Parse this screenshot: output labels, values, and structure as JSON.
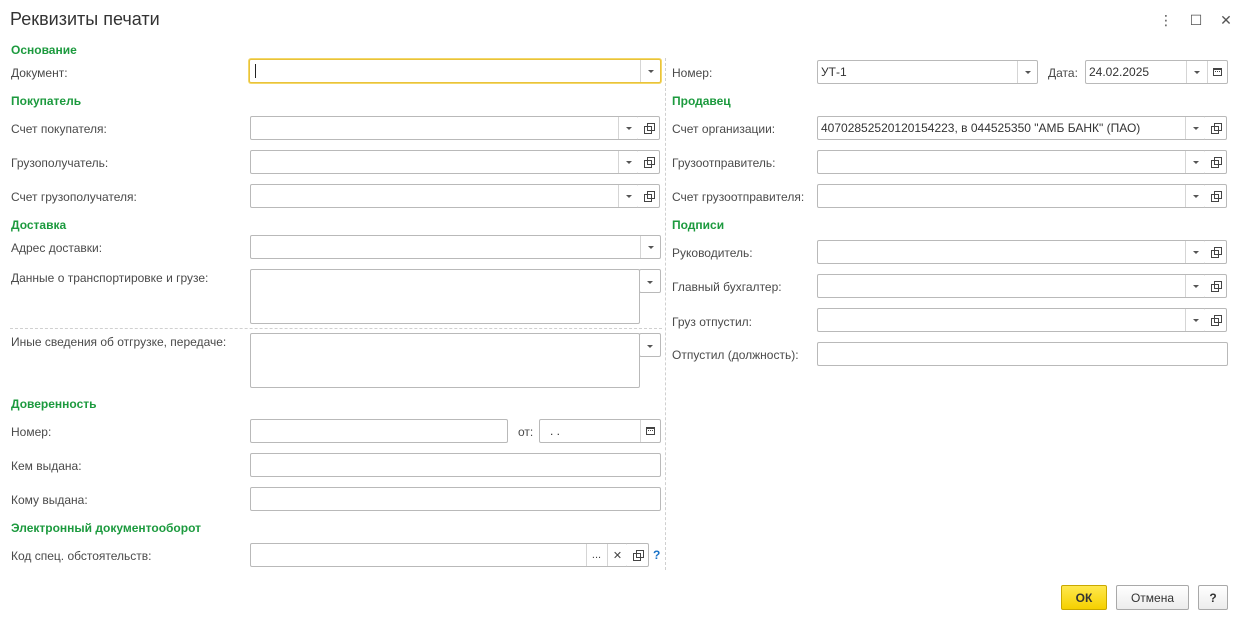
{
  "window": {
    "title": "Реквизиты печати",
    "more_icon": "⋮",
    "maximize_icon": "☐",
    "close_icon": "✕"
  },
  "left": {
    "basis": {
      "section": "Основание",
      "document_label": "Документ:",
      "document_value": ""
    },
    "buyer": {
      "section": "Покупатель",
      "account_label": "Счет покупателя:",
      "consignee_label": "Грузополучатель:",
      "consignee_account_label": "Счет грузополучателя:"
    },
    "delivery": {
      "section": "Доставка",
      "address_label": "Адрес доставки:",
      "transport_label": "Данные о транспортировке и грузе:",
      "other_label": "Иные сведения об отгрузке, передаче:"
    },
    "proxy": {
      "section": "Доверенность",
      "number_label": "Номер:",
      "from_label": "от:",
      "date_value": " .  .",
      "issued_by_label": "Кем выдана:",
      "issued_to_label": "Кому выдана:"
    },
    "edo": {
      "section": "Электронный документооборот",
      "code_label": "Код спец. обстоятельств:",
      "help": "?"
    }
  },
  "right": {
    "number_label": "Номер:",
    "number_value": "УТ-1",
    "date_label": "Дата:",
    "date_value": "24.02.2025",
    "seller": {
      "section": "Продавец",
      "org_account_label": "Счет организации:",
      "org_account_value": "40702852520120154223, в 044525350 \"АМБ БАНК\" (ПАО)",
      "shipper_label": "Грузоотправитель:",
      "shipper_account_label": "Счет грузоотправителя:"
    },
    "signatures": {
      "section": "Подписи",
      "director_label": "Руководитель:",
      "chief_accountant_label": "Главный бухгалтер:",
      "cargo_released_label": "Груз отпустил:",
      "released_position_label": "Отпустил (должность):"
    }
  },
  "footer": {
    "ok_label": "ОК",
    "cancel_label": "Отмена",
    "help_label": "?"
  },
  "colors": {
    "section": "#1c9a3e",
    "ok_button": "#f5d000",
    "focus_border": "#e9c23b"
  }
}
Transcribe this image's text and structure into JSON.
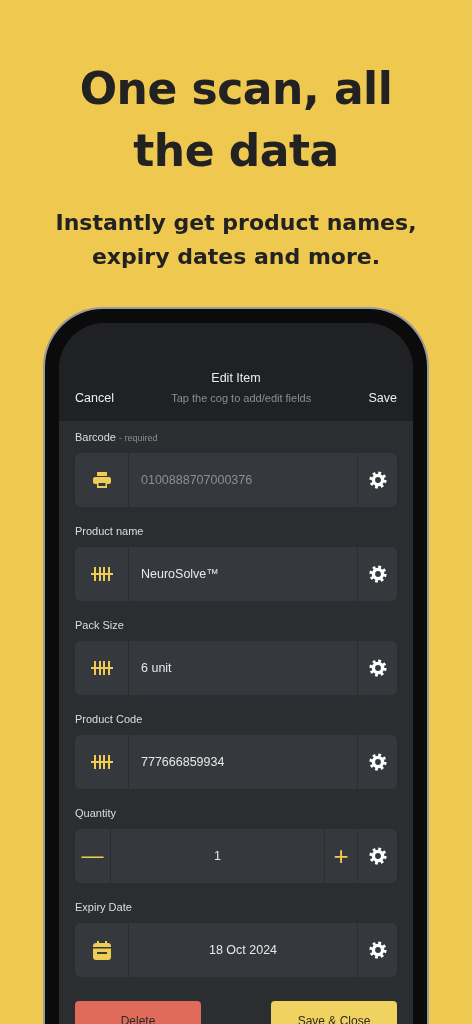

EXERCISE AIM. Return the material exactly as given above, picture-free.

OUTPUT.
Parse this screenshot: output labels, values, and structure as JSON.
{
  "window": {
    "title": "Реквизиты печати",
    "more_icon": "⋮",
    "maximize_icon": "☐",
    "close_icon": "✕"
  },
  "left": {
    "basis": {
      "section": "Основание",
      "document_label": "Документ:",
      "document_value": ""
    },
    "buyer": {
      "section": "Покупатель",
      "account_label": "Счет покупателя:",
      "consignee_label": "Грузополучатель:",
      "consignee_account_label": "Счет грузополучателя:"
    },
    "delivery": {
      "section": "Доставка",
      "address_label": "Адрес доставки:",
      "transport_label": "Данные о транспортировке и грузе:",
      "other_label": "Иные сведения об отгрузке, передаче:"
    },
    "proxy": {
      "section": "Доверенность",
      "number_label": "Номер:",
      "from_label": "от:",
      "date_value": " .  .",
      "issued_by_label": "Кем выдана:",
      "issued_to_label": "Кому выдана:"
    },
    "edo": {
      "section": "Электронный документооборот",
      "code_label": "Код спец. обстоятельств:",
      "help": "?"
    }
  },
  "right": {
    "number_label": "Номер:",
    "number_value": "УТ-1",
    "date_label": "Дата:",
    "date_value": "24.02.2025",
    "seller": {
      "section": "Продавец",
      "org_account_label": "Счет организации:",
      "org_account_value": "40702852520120154223, в 044525350 \"АМБ БАНК\" (ПАО)",
      "shipper_label": "Грузоотправитель:",
      "shipper_account_label": "Счет грузоотправителя:"
    },
    "signatures": {
      "section": "Подписи",
      "director_label": "Руководитель:",
      "chief_accountant_label": "Главный бухгалтер:",
      "cargo_released_label": "Груз отпустил:",
      "released_position_label": "Отпустил (должность):"
    }
  },
  "footer": {
    "ok_label": "ОК",
    "cancel_label": "Отмена",
    "help_label": "?"
  },
  "colors": {
    "section": "#1c9a3e",
    "ok_button": "#f5d000",
    "focus_border": "#e9c23b"
  }
}
Transcribe this image's text and structure into JSON.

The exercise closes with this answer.